____ DATA TO PROCESS

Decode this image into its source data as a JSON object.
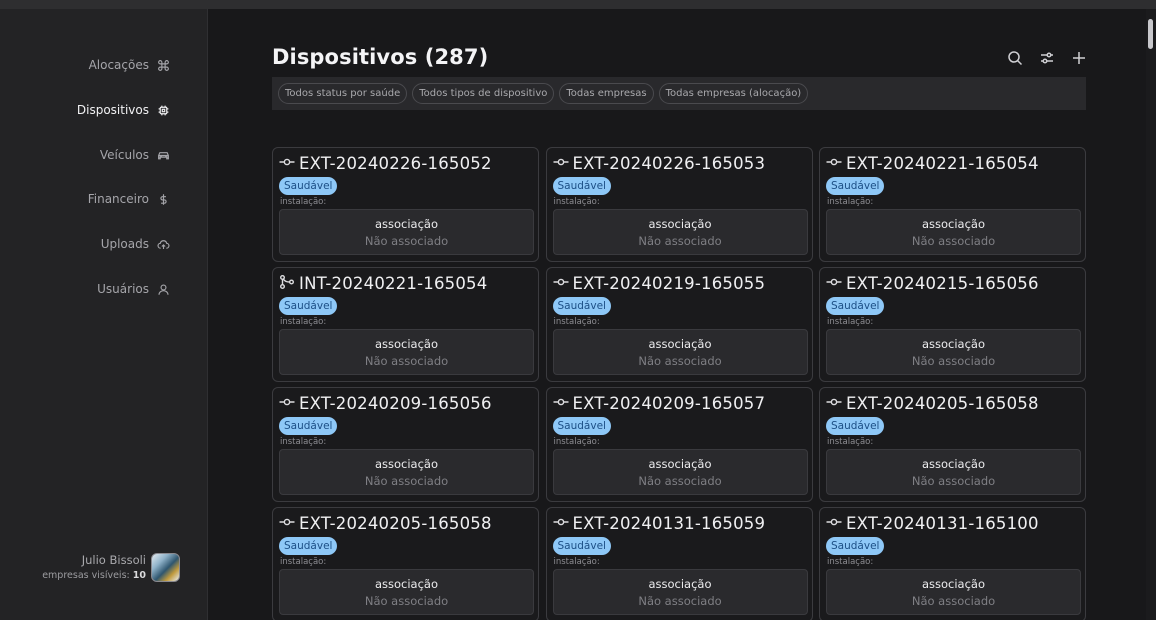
{
  "sidebar": {
    "items": [
      {
        "label": "Alocações",
        "icon": "command-icon",
        "active": false
      },
      {
        "label": "Dispositivos",
        "icon": "chip-icon",
        "active": true
      },
      {
        "label": "Veículos",
        "icon": "car-icon",
        "active": false
      },
      {
        "label": "Financeiro",
        "icon": "dollar-icon",
        "active": false
      },
      {
        "label": "Uploads",
        "icon": "cloud-upload-icon",
        "active": false
      },
      {
        "label": "Usuários",
        "icon": "user-icon",
        "active": false
      }
    ],
    "user": {
      "name": "Julio Bissoli",
      "visible_label": "empresas visíveis:",
      "visible_count": "10"
    }
  },
  "header": {
    "title": "Dispositivos (287)",
    "actions": [
      "search-icon",
      "filter-sliders-icon",
      "plus-icon"
    ]
  },
  "filters": [
    "Todos status por saúde",
    "Todos tipos de dispositivo",
    "Todas empresas",
    "Todas empresas (alocação)"
  ],
  "cards": [
    {
      "id": "EXT-20240226-165052",
      "type": "ext",
      "status": "Saudável",
      "install_label": "instalação:",
      "assoc_title": "associação",
      "assoc_status": "Não associado"
    },
    {
      "id": "EXT-20240226-165053",
      "type": "ext",
      "status": "Saudável",
      "install_label": "instalação:",
      "assoc_title": "associação",
      "assoc_status": "Não associado"
    },
    {
      "id": "EXT-20240221-165054",
      "type": "ext",
      "status": "Saudável",
      "install_label": "instalação:",
      "assoc_title": "associação",
      "assoc_status": "Não associado"
    },
    {
      "id": "INT-20240221-165054",
      "type": "int",
      "status": "Saudável",
      "install_label": "instalação:",
      "assoc_title": "associação",
      "assoc_status": "Não associado"
    },
    {
      "id": "EXT-20240219-165055",
      "type": "ext",
      "status": "Saudável",
      "install_label": "instalação:",
      "assoc_title": "associação",
      "assoc_status": "Não associado"
    },
    {
      "id": "EXT-20240215-165056",
      "type": "ext",
      "status": "Saudável",
      "install_label": "instalação:",
      "assoc_title": "associação",
      "assoc_status": "Não associado"
    },
    {
      "id": "EXT-20240209-165056",
      "type": "ext",
      "status": "Saudável",
      "install_label": "instalação:",
      "assoc_title": "associação",
      "assoc_status": "Não associado"
    },
    {
      "id": "EXT-20240209-165057",
      "type": "ext",
      "status": "Saudável",
      "install_label": "instalação:",
      "assoc_title": "associação",
      "assoc_status": "Não associado"
    },
    {
      "id": "EXT-20240205-165058",
      "type": "ext",
      "status": "Saudável",
      "install_label": "instalação:",
      "assoc_title": "associação",
      "assoc_status": "Não associado"
    },
    {
      "id": "EXT-20240205-165058",
      "type": "ext",
      "status": "Saudável",
      "install_label": "instalação:",
      "assoc_title": "associação",
      "assoc_status": "Não associado"
    },
    {
      "id": "EXT-20240131-165059",
      "type": "ext",
      "status": "Saudável",
      "install_label": "instalação:",
      "assoc_title": "associação",
      "assoc_status": "Não associado"
    },
    {
      "id": "EXT-20240131-165100",
      "type": "ext",
      "status": "Saudável",
      "install_label": "instalação:",
      "assoc_title": "associação",
      "assoc_status": "Não associado"
    }
  ],
  "colors": {
    "badge_bg": "#8ec8f7",
    "badge_text": "#1c4f86",
    "background": "#18181a",
    "sidebar": "#232325"
  }
}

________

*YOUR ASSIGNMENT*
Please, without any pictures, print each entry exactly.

*EXERCISE SOLUTION*
Decode this image into its source data as a JSON object.
{
  "sidebar": {
    "items": [
      {
        "label": "Alocações",
        "icon": "command-icon",
        "active": false
      },
      {
        "label": "Dispositivos",
        "icon": "chip-icon",
        "active": true
      },
      {
        "label": "Veículos",
        "icon": "car-icon",
        "active": false
      },
      {
        "label": "Financeiro",
        "icon": "dollar-icon",
        "active": false
      },
      {
        "label": "Uploads",
        "icon": "cloud-upload-icon",
        "active": false
      },
      {
        "label": "Usuários",
        "icon": "user-icon",
        "active": false
      }
    ],
    "user": {
      "name": "Julio Bissoli",
      "visible_label": "empresas visíveis:",
      "visible_count": "10"
    }
  },
  "header": {
    "title": "Dispositivos (287)",
    "actions": [
      "search-icon",
      "filter-sliders-icon",
      "plus-icon"
    ]
  },
  "filters": [
    "Todos status por saúde",
    "Todos tipos de dispositivo",
    "Todas empresas",
    "Todas empresas (alocação)"
  ],
  "cards": [
    {
      "id": "EXT-20240226-165052",
      "type": "ext",
      "status": "Saudável",
      "install_label": "instalação:",
      "assoc_title": "associação",
      "assoc_status": "Não associado"
    },
    {
      "id": "EXT-20240226-165053",
      "type": "ext",
      "status": "Saudável",
      "install_label": "instalação:",
      "assoc_title": "associação",
      "assoc_status": "Não associado"
    },
    {
      "id": "EXT-20240221-165054",
      "type": "ext",
      "status": "Saudável",
      "install_label": "instalação:",
      "assoc_title": "associação",
      "assoc_status": "Não associado"
    },
    {
      "id": "INT-20240221-165054",
      "type": "int",
      "status": "Saudável",
      "install_label": "instalação:",
      "assoc_title": "associação",
      "assoc_status": "Não associado"
    },
    {
      "id": "EXT-20240219-165055",
      "type": "ext",
      "status": "Saudável",
      "install_label": "instalação:",
      "assoc_title": "associação",
      "assoc_status": "Não associado"
    },
    {
      "id": "EXT-20240215-165056",
      "type": "ext",
      "status": "Saudável",
      "install_label": "instalação:",
      "assoc_title": "associação",
      "assoc_status": "Não associado"
    },
    {
      "id": "EXT-20240209-165056",
      "type": "ext",
      "status": "Saudável",
      "install_label": "instalação:",
      "assoc_title": "associação",
      "assoc_status": "Não associado"
    },
    {
      "id": "EXT-20240209-165057",
      "type": "ext",
      "status": "Saudável",
      "install_label": "instalação:",
      "assoc_title": "associação",
      "assoc_status": "Não associado"
    },
    {
      "id": "EXT-20240205-165058",
      "type": "ext",
      "status": "Saudável",
      "install_label": "instalação:",
      "assoc_title": "associação",
      "assoc_status": "Não associado"
    },
    {
      "id": "EXT-20240205-165058",
      "type": "ext",
      "status": "Saudável",
      "install_label": "instalação:",
      "assoc_title": "associação",
      "assoc_status": "Não associado"
    },
    {
      "id": "EXT-20240131-165059",
      "type": "ext",
      "status": "Saudável",
      "install_label": "instalação:",
      "assoc_title": "associação",
      "assoc_status": "Não associado"
    },
    {
      "id": "EXT-20240131-165100",
      "type": "ext",
      "status": "Saudável",
      "install_label": "instalação:",
      "assoc_title": "associação",
      "assoc_status": "Não associado"
    }
  ],
  "colors": {
    "badge_bg": "#8ec8f7",
    "badge_text": "#1c4f86",
    "background": "#18181a",
    "sidebar": "#232325"
  }
}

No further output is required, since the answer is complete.